— ASSIGNMENT —
Below are some entries. Output each one exactly as it appears.

— MATERIAL SUPPLIED —
········

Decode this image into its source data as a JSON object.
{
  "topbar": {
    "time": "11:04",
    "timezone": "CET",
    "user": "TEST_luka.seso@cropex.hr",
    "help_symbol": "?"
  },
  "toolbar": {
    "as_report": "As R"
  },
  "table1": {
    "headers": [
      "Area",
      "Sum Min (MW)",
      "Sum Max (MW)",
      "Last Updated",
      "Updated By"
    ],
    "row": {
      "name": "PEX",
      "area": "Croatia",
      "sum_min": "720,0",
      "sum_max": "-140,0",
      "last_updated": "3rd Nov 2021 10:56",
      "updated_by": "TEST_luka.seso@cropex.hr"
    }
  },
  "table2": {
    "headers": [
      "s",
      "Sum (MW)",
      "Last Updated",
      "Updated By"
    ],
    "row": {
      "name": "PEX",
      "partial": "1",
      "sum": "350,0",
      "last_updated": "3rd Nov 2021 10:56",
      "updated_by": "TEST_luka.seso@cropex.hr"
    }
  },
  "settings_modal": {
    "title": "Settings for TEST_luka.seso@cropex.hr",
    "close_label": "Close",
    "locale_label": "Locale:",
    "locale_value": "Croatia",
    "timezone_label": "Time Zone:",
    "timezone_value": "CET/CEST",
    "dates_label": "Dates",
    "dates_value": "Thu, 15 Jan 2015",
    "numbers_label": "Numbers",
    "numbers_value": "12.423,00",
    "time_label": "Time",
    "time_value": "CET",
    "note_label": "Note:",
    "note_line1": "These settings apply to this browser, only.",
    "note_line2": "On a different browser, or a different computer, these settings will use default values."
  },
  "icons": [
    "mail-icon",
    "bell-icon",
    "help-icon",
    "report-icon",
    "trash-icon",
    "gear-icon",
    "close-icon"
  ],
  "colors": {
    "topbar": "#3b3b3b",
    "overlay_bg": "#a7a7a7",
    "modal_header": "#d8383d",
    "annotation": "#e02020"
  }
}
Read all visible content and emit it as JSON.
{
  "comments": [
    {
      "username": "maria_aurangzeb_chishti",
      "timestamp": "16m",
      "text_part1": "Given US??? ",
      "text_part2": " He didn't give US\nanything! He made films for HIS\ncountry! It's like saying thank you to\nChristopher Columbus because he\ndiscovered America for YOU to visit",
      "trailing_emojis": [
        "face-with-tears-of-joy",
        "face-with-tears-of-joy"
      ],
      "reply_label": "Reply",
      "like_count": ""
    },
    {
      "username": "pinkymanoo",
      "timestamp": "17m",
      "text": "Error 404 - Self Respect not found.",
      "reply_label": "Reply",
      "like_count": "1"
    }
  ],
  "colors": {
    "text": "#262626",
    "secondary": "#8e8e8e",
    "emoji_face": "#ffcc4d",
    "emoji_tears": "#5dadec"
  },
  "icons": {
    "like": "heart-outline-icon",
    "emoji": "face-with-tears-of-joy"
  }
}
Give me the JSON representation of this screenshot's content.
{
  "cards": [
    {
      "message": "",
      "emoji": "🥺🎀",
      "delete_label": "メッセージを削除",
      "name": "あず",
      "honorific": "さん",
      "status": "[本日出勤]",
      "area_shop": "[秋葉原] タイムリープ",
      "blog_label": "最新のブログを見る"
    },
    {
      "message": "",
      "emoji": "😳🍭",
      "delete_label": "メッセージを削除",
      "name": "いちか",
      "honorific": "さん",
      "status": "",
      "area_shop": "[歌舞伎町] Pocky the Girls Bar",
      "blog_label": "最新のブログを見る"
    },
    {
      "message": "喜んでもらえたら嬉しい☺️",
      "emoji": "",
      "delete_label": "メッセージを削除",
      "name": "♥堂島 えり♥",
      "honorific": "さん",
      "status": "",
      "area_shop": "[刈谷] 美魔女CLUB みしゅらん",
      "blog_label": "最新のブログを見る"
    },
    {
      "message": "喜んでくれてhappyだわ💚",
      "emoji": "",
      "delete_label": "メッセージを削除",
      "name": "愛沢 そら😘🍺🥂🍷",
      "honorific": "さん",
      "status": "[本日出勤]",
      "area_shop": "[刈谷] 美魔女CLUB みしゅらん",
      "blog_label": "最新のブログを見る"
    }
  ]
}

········

— TASK RESULT —
Decode this image into its source data as a JSON object.
{
  "topbar": {
    "time": "11:04",
    "timezone": "CET",
    "user": "TEST_luka.seso@cropex.hr",
    "help_symbol": "?"
  },
  "toolbar": {
    "as_report": "As R"
  },
  "table1": {
    "headers": [
      "Area",
      "Sum Min (MW)",
      "Sum Max (MW)",
      "Last Updated",
      "Updated By"
    ],
    "row": {
      "name": "PEX",
      "area": "Croatia",
      "sum_min": "720,0",
      "sum_max": "-140,0",
      "last_updated": "3rd Nov 2021 10:56",
      "updated_by": "TEST_luka.seso@cropex.hr"
    }
  },
  "table2": {
    "headers": [
      "s",
      "Sum (MW)",
      "Last Updated",
      "Updated By"
    ],
    "row": {
      "name": "PEX",
      "partial": "1",
      "sum": "350,0",
      "last_updated": "3rd Nov 2021 10:56",
      "updated_by": "TEST_luka.seso@cropex.hr"
    }
  },
  "settings_modal": {
    "title": "Settings for TEST_luka.seso@cropex.hr",
    "close_label": "Close",
    "locale_label": "Locale:",
    "locale_value": "Croatia",
    "timezone_label": "Time Zone:",
    "timezone_value": "CET/CEST",
    "dates_label": "Dates",
    "dates_value": "Thu, 15 Jan 2015",
    "numbers_label": "Numbers",
    "numbers_value": "12.423,00",
    "time_label": "Time",
    "time_value": "CET",
    "note_label": "Note:",
    "note_line1": "These settings apply to this browser, only.",
    "note_line2": "On a different browser, or a different computer, these settings will use default values."
  },
  "icons": [
    "mail-icon",
    "bell-icon",
    "help-icon",
    "report-icon",
    "trash-icon",
    "gear-icon",
    "close-icon"
  ],
  "colors": {
    "topbar": "#3b3b3b",
    "overlay_bg": "#a7a7a7",
    "modal_header": "#d8383d",
    "annotation": "#e02020"
  }
}
Read all visible content and emit it as JSON.
{
  "comments": [
    {
      "username": "maria_aurangzeb_chishti",
      "timestamp": "16m",
      "text_part1": "Given US??? ",
      "text_part2": " He didn't give US\nanything! He made films for HIS\ncountry! It's like saying thank you to\nChristopher Columbus because he\ndiscovered America for YOU to visit",
      "trailing_emojis": [
        "face-with-tears-of-joy",
        "face-with-tears-of-joy"
      ],
      "reply_label": "Reply",
      "like_count": ""
    },
    {
      "username": "pinkymanoo",
      "timestamp": "17m",
      "text": "Error 404 - Self Respect not found.",
      "reply_label": "Reply",
      "like_count": "1"
    }
  ],
  "colors": {
    "text": "#262626",
    "secondary": "#8e8e8e",
    "emoji_face": "#ffcc4d",
    "emoji_tears": "#5dadec"
  },
  "icons": {
    "like": "heart-outline-icon",
    "emoji": "face-with-tears-of-joy"
  }
}
Give me the JSON representation of this screenshot's content.
{
  "cards": [
    {
      "message": "",
      "emoji": "🥺🎀",
      "delete_label": "メッセージを削除",
      "name": "あず",
      "honorific": "さん",
      "status": "[本日出勤]",
      "area_shop": "[秋葉原] タイムリープ",
      "blog_label": "最新のブログを見る"
    },
    {
      "message": "",
      "emoji": "😳🍭",
      "delete_label": "メッセージを削除",
      "name": "いちか",
      "honorific": "さん",
      "status": "",
      "area_shop": "[歌舞伎町] Pocky the Girls Bar",
      "blog_label": "最新のブログを見る"
    },
    {
      "message": "喜んでもらえたら嬉しい☺️",
      "emoji": "",
      "delete_label": "メッセージを削除",
      "name": "♥堂島 えり♥",
      "honorific": "さん",
      "status": "",
      "area_shop": "[刈谷] 美魔女CLUB みしゅらん",
      "blog_label": "最新のブログを見る"
    },
    {
      "message": "喜んでくれてhappyだわ💚",
      "emoji": "",
      "delete_label": "メッセージを削除",
      "name": "愛沢 そら😘🍺🥂🍷",
      "honorific": "さん",
      "status": "[本日出勤]",
      "area_shop": "[刈谷] 美魔女CLUB みしゅらん",
      "blog_label": "最新のブログを見る"
    }
  ]
}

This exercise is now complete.